- EXERCISE:
If a line in the listing below includes the string "icon", pull it out.

Segment Start: PROVIDED DATA

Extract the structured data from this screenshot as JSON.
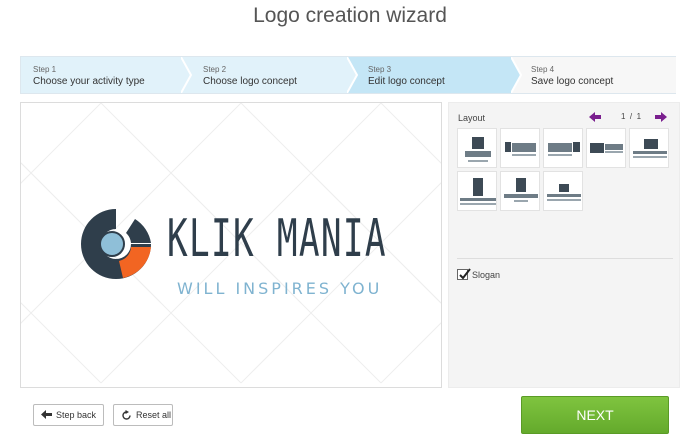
{
  "page_title": "Logo creation wizard",
  "steps": [
    {
      "num": "Step 1",
      "label": "Choose your activity type"
    },
    {
      "num": "Step 2",
      "label": "Choose logo concept"
    },
    {
      "num": "Step 3",
      "label": "Edit logo concept"
    },
    {
      "num": "Step 4",
      "label": "Save logo concept"
    }
  ],
  "active_step": 3,
  "preview": {
    "logo_name": "KLIK MANIA",
    "logo_slogan": "WILL INSPIRES YOU",
    "colors": {
      "name": "#2f3e4b",
      "slogan": "#7fb3d0",
      "accent": "#f26522",
      "light": "#8fbfd8"
    }
  },
  "layout_panel": {
    "label": "Layout",
    "page_current": "1",
    "page_separator": "/",
    "page_total": "1",
    "slogan_label": "Slogan",
    "slogan_checked": true
  },
  "buttons": {
    "step_back": "Step back",
    "reset_all": "Reset all",
    "next": "NEXT"
  },
  "colors": {
    "next_green": "#6db333",
    "step_active": "#c4e6f6",
    "step_done": "#e1f2fa",
    "pager_arrow": "#7a1f8e"
  }
}
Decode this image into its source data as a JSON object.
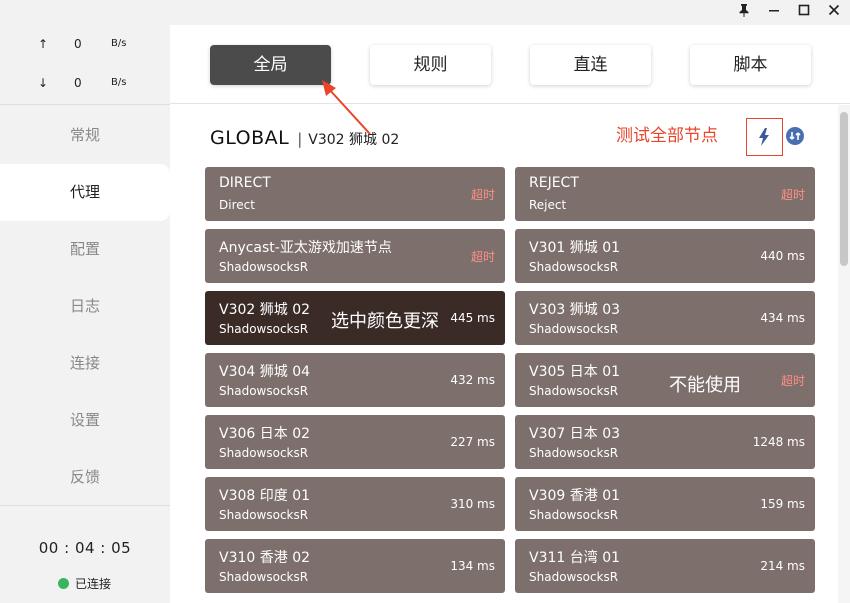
{
  "window": {
    "pin_icon": "pin-icon",
    "minimize_icon": "minimize-icon",
    "maximize_icon": "maximize-icon",
    "close_icon": "close-icon"
  },
  "traffic": {
    "up": {
      "arrow": "↑",
      "value": "0",
      "unit": "B/s"
    },
    "down": {
      "arrow": "↓",
      "value": "0",
      "unit": "B/s"
    }
  },
  "nav": [
    {
      "label": "常规"
    },
    {
      "label": "代理"
    },
    {
      "label": "配置"
    },
    {
      "label": "日志"
    },
    {
      "label": "连接"
    },
    {
      "label": "设置"
    },
    {
      "label": "反馈"
    }
  ],
  "nav_active_index": 1,
  "status": {
    "timer": "00 : 04 : 05",
    "label": "已连接",
    "color": "#39b55d"
  },
  "modes": [
    {
      "label": "全局",
      "active": true
    },
    {
      "label": "规则",
      "active": false
    },
    {
      "label": "直连",
      "active": false
    },
    {
      "label": "脚本",
      "active": false
    }
  ],
  "group": {
    "name": "GLOBAL",
    "separator": "|",
    "selected": "V302 狮城 02"
  },
  "annotations": {
    "test_all": "测试全部节点",
    "selected_note": "选中颜色更深",
    "unusable_note": "不能使用"
  },
  "proxies": [
    {
      "name": "DIRECT",
      "type": "Direct",
      "latency": "超时",
      "timeout": true
    },
    {
      "name": "REJECT",
      "type": "Reject",
      "latency": "超时",
      "timeout": true
    },
    {
      "name": "Anycast-亚太游戏加速节点",
      "type": "ShadowsocksR",
      "latency": "超时",
      "timeout": true
    },
    {
      "name": "V301 狮城 01",
      "type": "ShadowsocksR",
      "latency": "440 ms"
    },
    {
      "name": "V302 狮城 02",
      "type": "ShadowsocksR",
      "latency": "445 ms",
      "selected": true
    },
    {
      "name": "V303 狮城 03",
      "type": "ShadowsocksR",
      "latency": "434 ms"
    },
    {
      "name": "V304 狮城 04",
      "type": "ShadowsocksR",
      "latency": "432 ms"
    },
    {
      "name": "V305 日本 01",
      "type": "ShadowsocksR",
      "latency": "超时",
      "timeout": true
    },
    {
      "name": "V306 日本 02",
      "type": "ShadowsocksR",
      "latency": "227 ms"
    },
    {
      "name": "V307 日本 03",
      "type": "ShadowsocksR",
      "latency": "1248 ms"
    },
    {
      "name": "V308 印度 01",
      "type": "ShadowsocksR",
      "latency": "310 ms"
    },
    {
      "name": "V309 香港 01",
      "type": "ShadowsocksR",
      "latency": "159 ms"
    },
    {
      "name": "V310 香港 02",
      "type": "ShadowsocksR",
      "latency": "134 ms"
    },
    {
      "name": "V311 台湾 01",
      "type": "ShadowsocksR",
      "latency": "214 ms"
    }
  ],
  "colors": {
    "card": "#7d6f6c",
    "card_selected": "#3a2b27",
    "annotation": "#e8452c",
    "timeout": "#ff8f86"
  }
}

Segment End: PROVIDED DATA

- ANSWER BOX:
    "pin_icon": "pin-icon",
    "minimize_icon": "minimize-icon",
    "maximize_icon": "maximize-icon",
    "close_icon": "close-icon"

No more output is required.